# [What to work on]
When a line in the entries below contains the word "icon", copy that line.

# [Material to process]
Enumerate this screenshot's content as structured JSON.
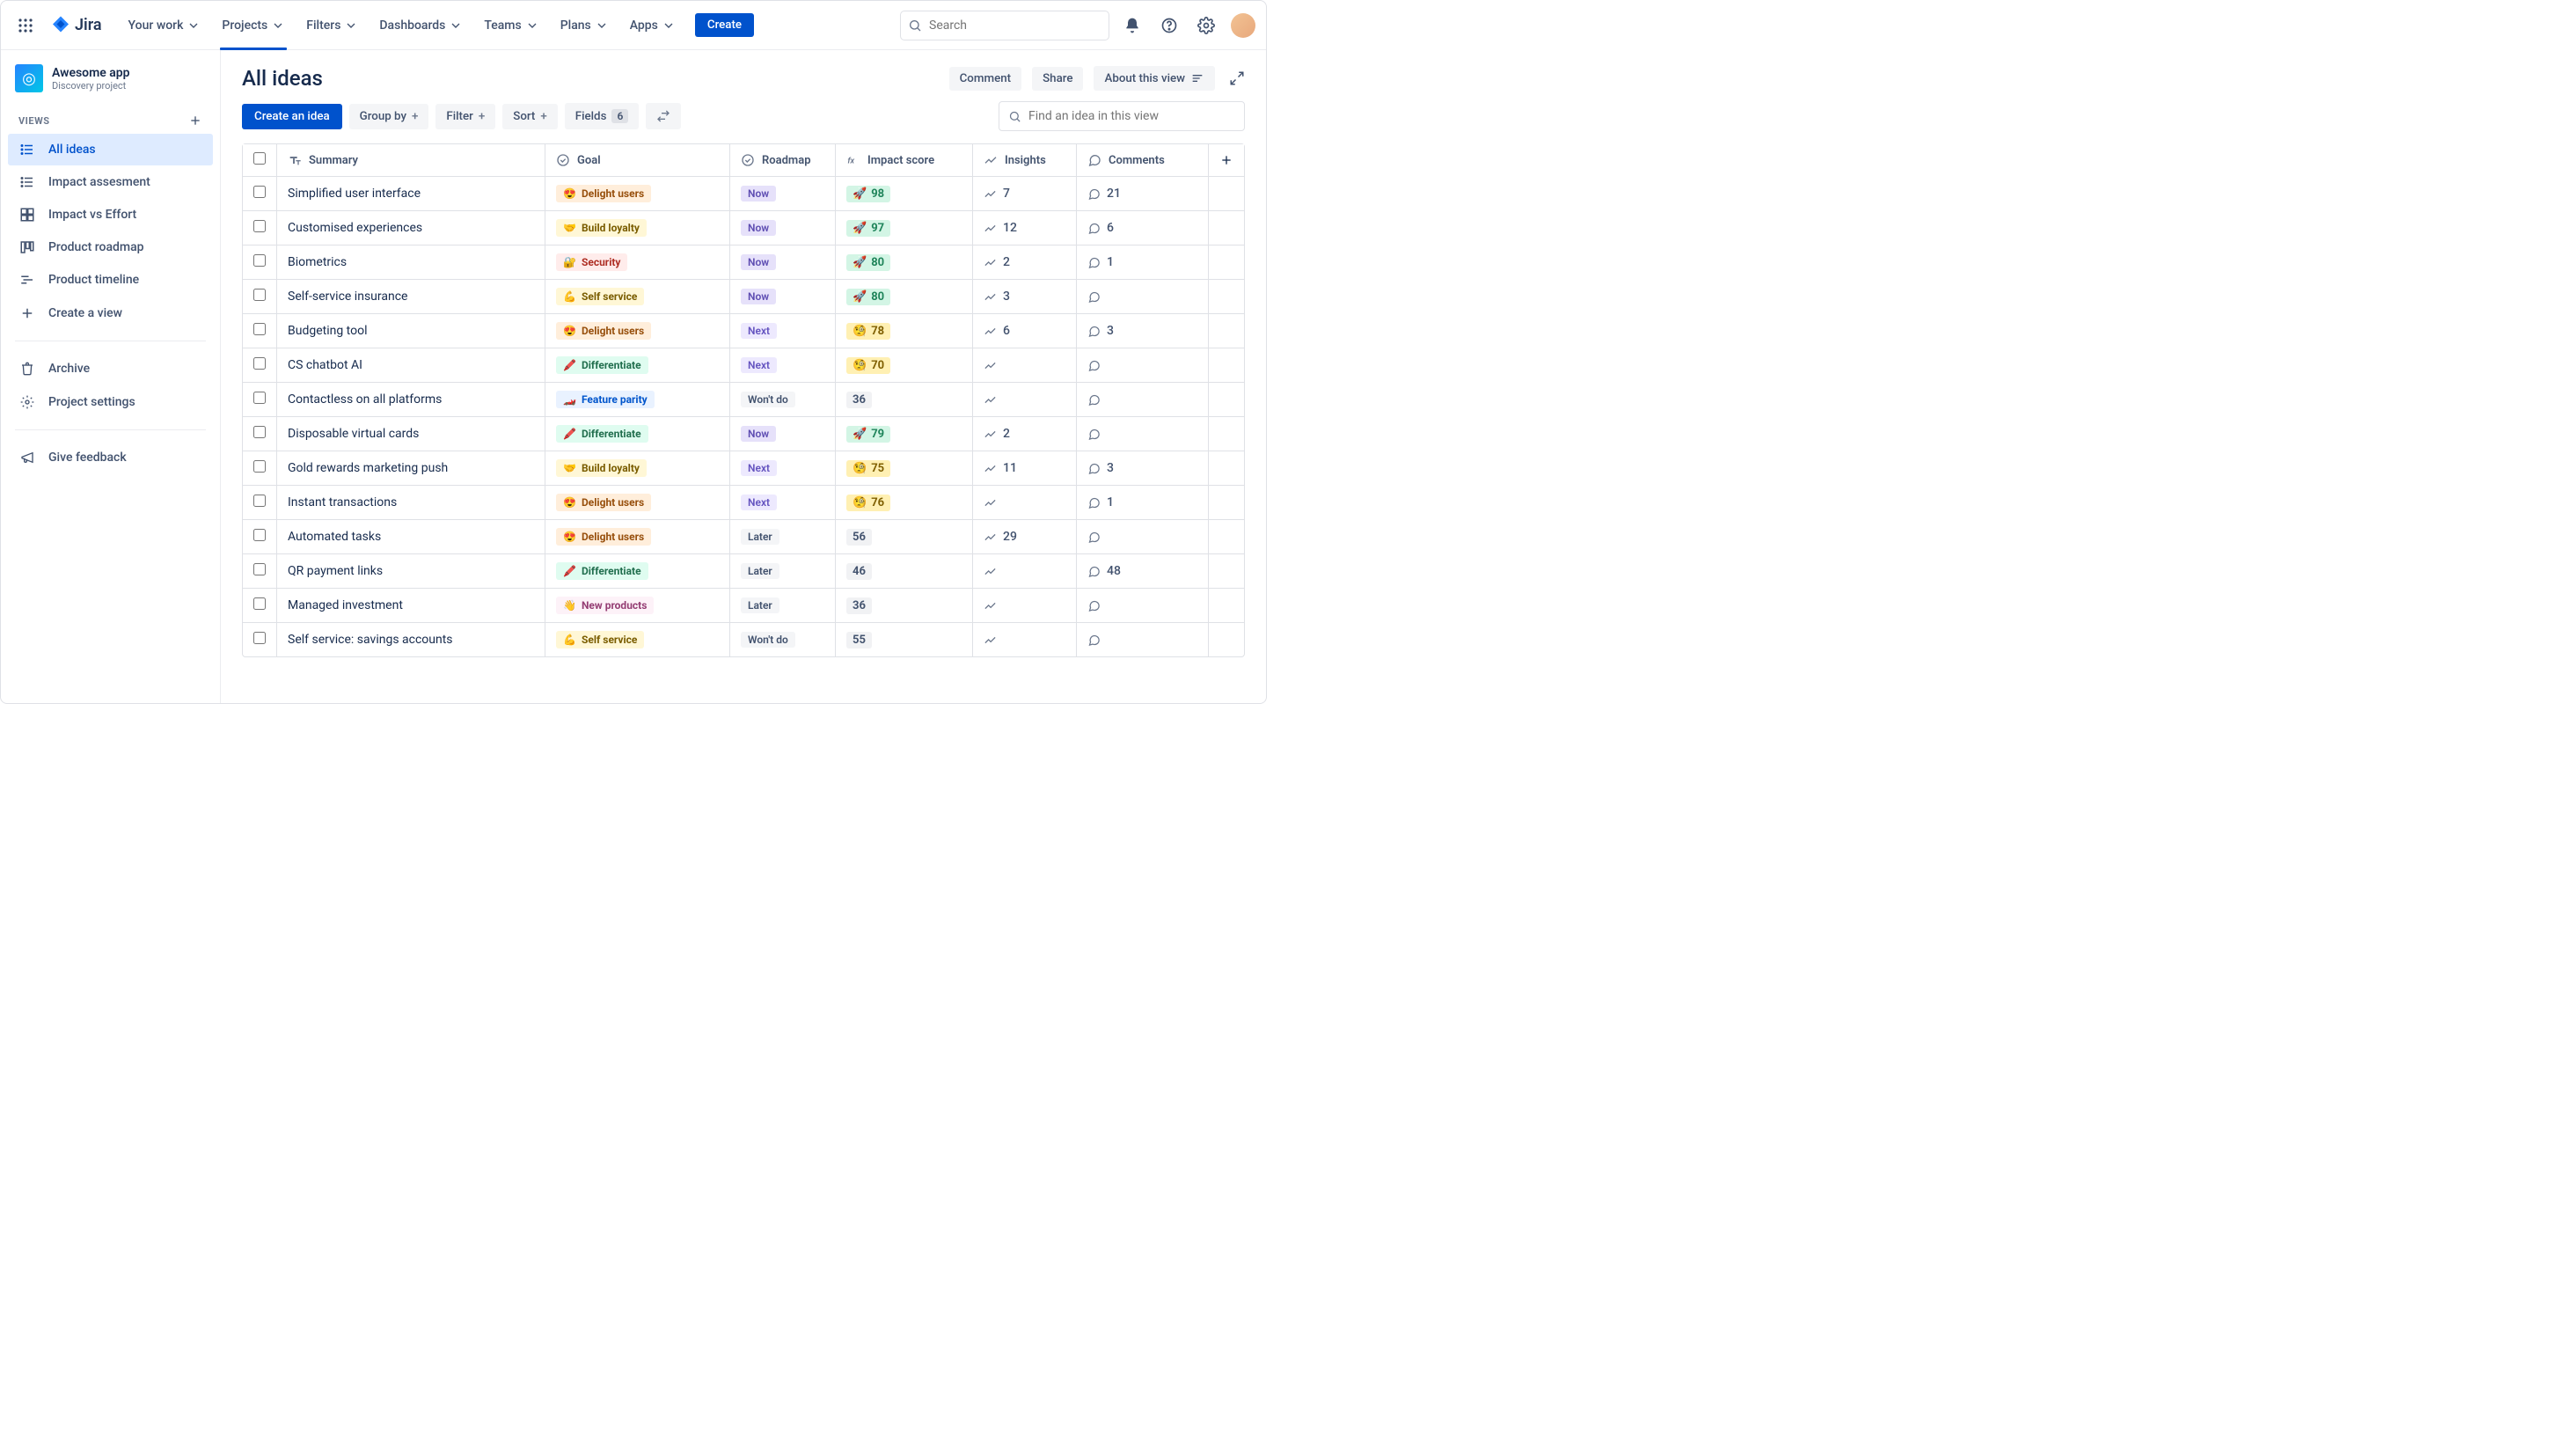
{
  "nav": {
    "logo": "Jira",
    "items": [
      "Your work",
      "Projects",
      "Filters",
      "Dashboards",
      "Teams",
      "Plans",
      "Apps"
    ],
    "active_index": 1,
    "create": "Create",
    "search_placeholder": "Search"
  },
  "sidebar": {
    "project_name": "Awesome app",
    "project_subtitle": "Discovery project",
    "views_label": "VIEWS",
    "views": [
      {
        "label": "All ideas",
        "icon": "list",
        "selected": true
      },
      {
        "label": "Impact assesment",
        "icon": "list"
      },
      {
        "label": "Impact vs Effort",
        "icon": "matrix"
      },
      {
        "label": "Product roadmap",
        "icon": "board"
      },
      {
        "label": "Product timeline",
        "icon": "timeline"
      }
    ],
    "create_view": "Create a view",
    "archive": "Archive",
    "project_settings": "Project settings",
    "give_feedback": "Give feedback"
  },
  "header": {
    "title": "All ideas",
    "comment": "Comment",
    "share": "Share",
    "about": "About this view"
  },
  "toolbar": {
    "create_idea": "Create an idea",
    "group_by": "Group by",
    "filter": "Filter",
    "sort": "Sort",
    "fields": "Fields",
    "fields_count": "6",
    "search_placeholder": "Find an idea in this view"
  },
  "columns": {
    "summary": "Summary",
    "goal": "Goal",
    "roadmap": "Roadmap",
    "impact": "Impact score",
    "insights": "Insights",
    "comments": "Comments"
  },
  "goal_styles": {
    "Delight users": {
      "cls": "goal-delight",
      "emoji": "😍"
    },
    "Build loyalty": {
      "cls": "goal-loyalty",
      "emoji": "🤝"
    },
    "Security": {
      "cls": "goal-security",
      "emoji": "🔐"
    },
    "Self service": {
      "cls": "goal-selfservice",
      "emoji": "💪"
    },
    "Differentiate": {
      "cls": "goal-differentiate",
      "emoji": "🖍️"
    },
    "Feature parity": {
      "cls": "goal-featureparity",
      "emoji": "🏎️"
    },
    "New products": {
      "cls": "goal-newproducts",
      "emoji": "👋"
    }
  },
  "roadmap_styles": {
    "Now": "now",
    "Next": "next",
    "Later": "later",
    "Won't do": "wontdo"
  },
  "rows": [
    {
      "summary": "Simplified user interface",
      "goal": "Delight users",
      "roadmap": "Now",
      "impact": 98,
      "impact_style": "green",
      "impact_emoji": "🚀",
      "insights": 7,
      "comments": 21
    },
    {
      "summary": "Customised experiences",
      "goal": "Build loyalty",
      "roadmap": "Now",
      "impact": 97,
      "impact_style": "green",
      "impact_emoji": "🚀",
      "insights": 12,
      "comments": 6
    },
    {
      "summary": "Biometrics",
      "goal": "Security",
      "roadmap": "Now",
      "impact": 80,
      "impact_style": "green",
      "impact_emoji": "🚀",
      "insights": 2,
      "comments": 1
    },
    {
      "summary": "Self-service insurance",
      "goal": "Self service",
      "roadmap": "Now",
      "impact": 80,
      "impact_style": "green",
      "impact_emoji": "🚀",
      "insights": 3,
      "comments": null
    },
    {
      "summary": "Budgeting tool",
      "goal": "Delight users",
      "roadmap": "Next",
      "impact": 78,
      "impact_style": "yellow",
      "impact_emoji": "🧐",
      "insights": 6,
      "comments": 3
    },
    {
      "summary": "CS chatbot AI",
      "goal": "Differentiate",
      "roadmap": "Next",
      "impact": 70,
      "impact_style": "yellow",
      "impact_emoji": "🧐",
      "insights": null,
      "comments": null
    },
    {
      "summary": "Contactless on all platforms",
      "goal": "Feature parity",
      "roadmap": "Won't do",
      "impact": 36,
      "impact_style": "grey",
      "impact_emoji": null,
      "insights": null,
      "comments": null
    },
    {
      "summary": "Disposable virtual cards",
      "goal": "Differentiate",
      "roadmap": "Now",
      "impact": 79,
      "impact_style": "green",
      "impact_emoji": "🚀",
      "insights": 2,
      "comments": null
    },
    {
      "summary": "Gold rewards marketing push",
      "goal": "Build loyalty",
      "roadmap": "Next",
      "impact": 75,
      "impact_style": "yellow",
      "impact_emoji": "🧐",
      "insights": 11,
      "comments": 3
    },
    {
      "summary": "Instant transactions",
      "goal": "Delight users",
      "roadmap": "Next",
      "impact": 76,
      "impact_style": "yellow",
      "impact_emoji": "🧐",
      "insights": null,
      "comments": 1
    },
    {
      "summary": "Automated tasks",
      "goal": "Delight users",
      "roadmap": "Later",
      "impact": 56,
      "impact_style": "grey",
      "impact_emoji": null,
      "insights": 29,
      "comments": null
    },
    {
      "summary": "QR payment links",
      "goal": "Differentiate",
      "roadmap": "Later",
      "impact": 46,
      "impact_style": "grey",
      "impact_emoji": null,
      "insights": null,
      "comments": 48
    },
    {
      "summary": "Managed investment",
      "goal": "New products",
      "roadmap": "Later",
      "impact": 36,
      "impact_style": "grey",
      "impact_emoji": null,
      "insights": null,
      "comments": null
    },
    {
      "summary": "Self service: savings accounts",
      "goal": "Self service",
      "roadmap": "Won't do",
      "impact": 55,
      "impact_style": "grey",
      "impact_emoji": null,
      "insights": null,
      "comments": null
    }
  ]
}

# [Solution for this task]
        "icon": "list",
        "icon": "list"
        "icon": "matrix"
        "icon": "board"
        "icon": "timeline"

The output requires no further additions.